Data under study >>
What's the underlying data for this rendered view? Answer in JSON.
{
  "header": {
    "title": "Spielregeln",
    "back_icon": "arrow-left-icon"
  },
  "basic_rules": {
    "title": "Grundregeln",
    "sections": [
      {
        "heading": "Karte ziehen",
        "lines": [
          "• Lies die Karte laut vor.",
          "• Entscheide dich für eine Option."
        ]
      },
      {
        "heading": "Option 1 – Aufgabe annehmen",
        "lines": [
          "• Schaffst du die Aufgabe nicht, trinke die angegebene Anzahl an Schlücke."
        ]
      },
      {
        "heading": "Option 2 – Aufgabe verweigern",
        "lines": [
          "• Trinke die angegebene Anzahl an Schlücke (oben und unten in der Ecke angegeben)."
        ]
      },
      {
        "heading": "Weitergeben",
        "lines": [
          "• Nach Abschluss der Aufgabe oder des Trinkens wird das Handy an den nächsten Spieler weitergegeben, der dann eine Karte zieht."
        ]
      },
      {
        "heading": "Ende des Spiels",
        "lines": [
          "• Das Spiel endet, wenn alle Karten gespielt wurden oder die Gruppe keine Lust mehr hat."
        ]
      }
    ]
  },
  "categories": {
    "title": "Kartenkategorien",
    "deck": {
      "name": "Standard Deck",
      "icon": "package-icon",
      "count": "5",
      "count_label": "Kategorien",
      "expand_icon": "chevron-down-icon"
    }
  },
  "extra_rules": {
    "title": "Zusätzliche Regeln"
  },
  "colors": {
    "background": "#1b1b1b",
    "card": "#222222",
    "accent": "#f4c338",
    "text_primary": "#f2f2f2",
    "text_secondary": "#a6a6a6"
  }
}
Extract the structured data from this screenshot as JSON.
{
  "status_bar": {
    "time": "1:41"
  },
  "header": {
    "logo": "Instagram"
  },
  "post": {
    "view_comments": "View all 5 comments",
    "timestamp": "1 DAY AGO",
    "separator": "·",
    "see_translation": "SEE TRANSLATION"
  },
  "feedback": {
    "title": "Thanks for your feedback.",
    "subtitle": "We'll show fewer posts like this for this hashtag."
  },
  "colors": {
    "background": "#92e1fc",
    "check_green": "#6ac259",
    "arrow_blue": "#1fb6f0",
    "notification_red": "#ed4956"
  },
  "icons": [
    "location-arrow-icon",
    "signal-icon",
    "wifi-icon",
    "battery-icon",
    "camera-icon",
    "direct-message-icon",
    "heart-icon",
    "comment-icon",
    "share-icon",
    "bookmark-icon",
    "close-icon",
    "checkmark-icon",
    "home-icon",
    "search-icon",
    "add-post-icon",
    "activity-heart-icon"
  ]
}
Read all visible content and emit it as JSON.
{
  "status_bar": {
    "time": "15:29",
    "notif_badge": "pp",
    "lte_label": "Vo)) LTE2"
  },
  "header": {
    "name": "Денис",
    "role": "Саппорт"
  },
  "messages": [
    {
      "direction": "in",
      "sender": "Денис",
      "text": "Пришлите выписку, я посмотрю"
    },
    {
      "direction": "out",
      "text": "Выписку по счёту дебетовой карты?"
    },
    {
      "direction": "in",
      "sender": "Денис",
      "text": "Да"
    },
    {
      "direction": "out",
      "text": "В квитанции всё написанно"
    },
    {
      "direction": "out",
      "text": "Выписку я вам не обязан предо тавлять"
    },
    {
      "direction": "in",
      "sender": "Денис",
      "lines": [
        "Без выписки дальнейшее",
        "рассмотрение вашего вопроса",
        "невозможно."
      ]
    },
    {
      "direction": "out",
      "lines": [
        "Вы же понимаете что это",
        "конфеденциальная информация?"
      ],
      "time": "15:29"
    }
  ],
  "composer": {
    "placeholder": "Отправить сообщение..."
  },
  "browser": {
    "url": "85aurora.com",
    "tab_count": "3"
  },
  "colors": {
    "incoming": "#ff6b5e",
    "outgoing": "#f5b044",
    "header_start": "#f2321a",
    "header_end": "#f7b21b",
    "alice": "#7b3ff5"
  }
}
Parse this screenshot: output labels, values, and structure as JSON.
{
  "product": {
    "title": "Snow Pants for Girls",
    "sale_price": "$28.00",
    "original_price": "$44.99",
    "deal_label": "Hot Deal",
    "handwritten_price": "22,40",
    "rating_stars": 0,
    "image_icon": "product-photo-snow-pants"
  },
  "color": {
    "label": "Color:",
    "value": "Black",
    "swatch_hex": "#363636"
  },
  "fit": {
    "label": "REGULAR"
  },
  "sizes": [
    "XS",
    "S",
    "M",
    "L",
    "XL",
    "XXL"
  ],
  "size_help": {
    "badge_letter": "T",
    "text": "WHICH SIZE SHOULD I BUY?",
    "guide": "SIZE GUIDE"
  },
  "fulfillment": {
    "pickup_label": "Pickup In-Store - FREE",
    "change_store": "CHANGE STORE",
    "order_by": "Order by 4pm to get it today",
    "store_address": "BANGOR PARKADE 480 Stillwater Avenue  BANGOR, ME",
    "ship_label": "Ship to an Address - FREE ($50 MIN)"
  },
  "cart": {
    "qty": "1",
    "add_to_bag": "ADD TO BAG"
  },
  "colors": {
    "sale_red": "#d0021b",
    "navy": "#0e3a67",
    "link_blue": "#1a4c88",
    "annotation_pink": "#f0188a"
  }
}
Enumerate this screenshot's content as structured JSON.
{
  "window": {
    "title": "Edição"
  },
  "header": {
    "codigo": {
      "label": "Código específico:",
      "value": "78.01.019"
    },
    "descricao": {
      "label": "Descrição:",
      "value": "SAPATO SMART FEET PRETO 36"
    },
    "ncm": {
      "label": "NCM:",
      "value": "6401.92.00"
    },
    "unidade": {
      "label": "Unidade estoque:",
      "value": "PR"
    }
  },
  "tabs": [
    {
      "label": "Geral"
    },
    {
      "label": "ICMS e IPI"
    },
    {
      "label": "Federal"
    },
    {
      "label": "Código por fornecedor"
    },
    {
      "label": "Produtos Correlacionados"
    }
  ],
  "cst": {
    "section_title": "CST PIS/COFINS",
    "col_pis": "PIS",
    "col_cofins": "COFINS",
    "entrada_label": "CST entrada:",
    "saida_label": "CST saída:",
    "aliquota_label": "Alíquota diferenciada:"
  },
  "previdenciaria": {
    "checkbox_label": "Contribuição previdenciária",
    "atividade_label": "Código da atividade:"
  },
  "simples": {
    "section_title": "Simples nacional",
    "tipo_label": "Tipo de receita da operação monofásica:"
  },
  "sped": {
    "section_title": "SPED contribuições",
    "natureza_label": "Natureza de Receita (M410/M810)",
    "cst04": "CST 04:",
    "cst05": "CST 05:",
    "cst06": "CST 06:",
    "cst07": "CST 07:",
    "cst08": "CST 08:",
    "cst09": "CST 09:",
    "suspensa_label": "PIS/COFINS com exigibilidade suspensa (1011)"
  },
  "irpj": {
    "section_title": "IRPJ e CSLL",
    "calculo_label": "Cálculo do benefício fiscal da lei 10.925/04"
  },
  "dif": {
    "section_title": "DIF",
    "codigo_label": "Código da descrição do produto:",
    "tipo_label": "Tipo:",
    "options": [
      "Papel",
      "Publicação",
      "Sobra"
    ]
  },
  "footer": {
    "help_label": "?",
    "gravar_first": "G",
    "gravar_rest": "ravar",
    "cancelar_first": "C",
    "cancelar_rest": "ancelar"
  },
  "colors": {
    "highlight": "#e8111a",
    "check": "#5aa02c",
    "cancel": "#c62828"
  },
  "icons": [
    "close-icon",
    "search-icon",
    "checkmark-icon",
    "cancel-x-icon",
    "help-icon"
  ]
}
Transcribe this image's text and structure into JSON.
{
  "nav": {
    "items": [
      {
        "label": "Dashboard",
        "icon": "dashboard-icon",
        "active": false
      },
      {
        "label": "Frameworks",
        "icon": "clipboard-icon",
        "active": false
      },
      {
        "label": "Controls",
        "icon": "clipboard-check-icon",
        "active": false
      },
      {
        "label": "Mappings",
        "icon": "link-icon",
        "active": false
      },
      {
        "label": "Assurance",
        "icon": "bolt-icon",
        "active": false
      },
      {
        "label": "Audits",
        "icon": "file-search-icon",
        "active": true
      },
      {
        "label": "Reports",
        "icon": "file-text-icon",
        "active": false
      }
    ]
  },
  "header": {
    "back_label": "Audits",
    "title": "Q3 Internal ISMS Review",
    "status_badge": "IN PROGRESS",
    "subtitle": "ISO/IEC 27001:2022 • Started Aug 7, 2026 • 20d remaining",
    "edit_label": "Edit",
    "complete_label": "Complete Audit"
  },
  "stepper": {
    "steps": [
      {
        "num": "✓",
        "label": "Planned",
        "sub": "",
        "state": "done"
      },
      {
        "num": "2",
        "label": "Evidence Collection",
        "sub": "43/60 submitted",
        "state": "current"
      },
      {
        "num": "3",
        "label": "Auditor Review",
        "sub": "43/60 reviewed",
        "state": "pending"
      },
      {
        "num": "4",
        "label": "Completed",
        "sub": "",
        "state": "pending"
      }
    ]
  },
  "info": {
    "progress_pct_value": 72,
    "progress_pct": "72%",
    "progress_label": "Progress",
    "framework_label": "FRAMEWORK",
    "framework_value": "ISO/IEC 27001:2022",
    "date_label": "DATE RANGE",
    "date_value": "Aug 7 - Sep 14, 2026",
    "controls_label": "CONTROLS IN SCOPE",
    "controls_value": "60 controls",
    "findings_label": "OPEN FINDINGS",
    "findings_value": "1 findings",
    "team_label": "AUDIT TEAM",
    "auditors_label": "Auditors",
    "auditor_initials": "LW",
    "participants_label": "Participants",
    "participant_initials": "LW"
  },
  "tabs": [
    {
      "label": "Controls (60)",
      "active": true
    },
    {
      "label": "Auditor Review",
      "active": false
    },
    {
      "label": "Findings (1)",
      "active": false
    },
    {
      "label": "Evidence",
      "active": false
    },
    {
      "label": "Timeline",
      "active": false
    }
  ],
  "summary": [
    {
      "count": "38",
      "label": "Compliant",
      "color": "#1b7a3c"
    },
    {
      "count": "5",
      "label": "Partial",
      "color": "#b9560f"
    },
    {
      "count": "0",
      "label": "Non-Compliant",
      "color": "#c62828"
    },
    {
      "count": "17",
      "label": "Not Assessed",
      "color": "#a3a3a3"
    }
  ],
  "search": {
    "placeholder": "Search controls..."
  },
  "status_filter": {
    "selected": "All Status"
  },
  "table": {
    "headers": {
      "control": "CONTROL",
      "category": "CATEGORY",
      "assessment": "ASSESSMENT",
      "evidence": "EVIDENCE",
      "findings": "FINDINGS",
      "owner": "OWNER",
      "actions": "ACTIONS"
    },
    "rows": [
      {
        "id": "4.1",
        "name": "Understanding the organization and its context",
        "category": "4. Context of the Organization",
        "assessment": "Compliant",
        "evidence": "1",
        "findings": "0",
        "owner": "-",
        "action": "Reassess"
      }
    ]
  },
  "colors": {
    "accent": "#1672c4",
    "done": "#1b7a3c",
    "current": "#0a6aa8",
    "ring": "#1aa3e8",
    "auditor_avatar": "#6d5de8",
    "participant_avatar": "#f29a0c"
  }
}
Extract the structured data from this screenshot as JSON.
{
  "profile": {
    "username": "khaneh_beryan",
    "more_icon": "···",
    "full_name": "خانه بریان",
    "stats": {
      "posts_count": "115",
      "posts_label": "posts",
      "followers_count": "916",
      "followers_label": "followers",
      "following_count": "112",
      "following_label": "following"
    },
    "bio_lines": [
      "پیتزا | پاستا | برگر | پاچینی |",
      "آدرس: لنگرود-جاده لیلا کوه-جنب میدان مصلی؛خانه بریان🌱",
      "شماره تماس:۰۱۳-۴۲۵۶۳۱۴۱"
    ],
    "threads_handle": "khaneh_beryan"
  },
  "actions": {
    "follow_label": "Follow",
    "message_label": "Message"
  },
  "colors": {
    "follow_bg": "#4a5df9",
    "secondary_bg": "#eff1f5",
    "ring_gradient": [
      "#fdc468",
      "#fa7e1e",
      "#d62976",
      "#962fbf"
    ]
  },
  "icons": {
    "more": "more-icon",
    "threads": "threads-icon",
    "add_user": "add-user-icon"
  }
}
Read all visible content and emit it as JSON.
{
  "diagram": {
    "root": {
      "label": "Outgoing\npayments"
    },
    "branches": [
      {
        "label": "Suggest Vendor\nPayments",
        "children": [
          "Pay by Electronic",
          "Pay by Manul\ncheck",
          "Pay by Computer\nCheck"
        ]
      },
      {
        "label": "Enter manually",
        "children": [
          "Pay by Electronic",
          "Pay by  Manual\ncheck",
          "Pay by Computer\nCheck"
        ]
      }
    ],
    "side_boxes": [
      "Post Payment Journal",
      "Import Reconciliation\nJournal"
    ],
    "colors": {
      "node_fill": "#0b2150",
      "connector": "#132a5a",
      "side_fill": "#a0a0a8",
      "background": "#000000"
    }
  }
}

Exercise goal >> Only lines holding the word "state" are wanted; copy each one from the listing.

Worked solution >>
        "state": "done"
        "state": "current"
        "state": "pending"
        "state": "pending"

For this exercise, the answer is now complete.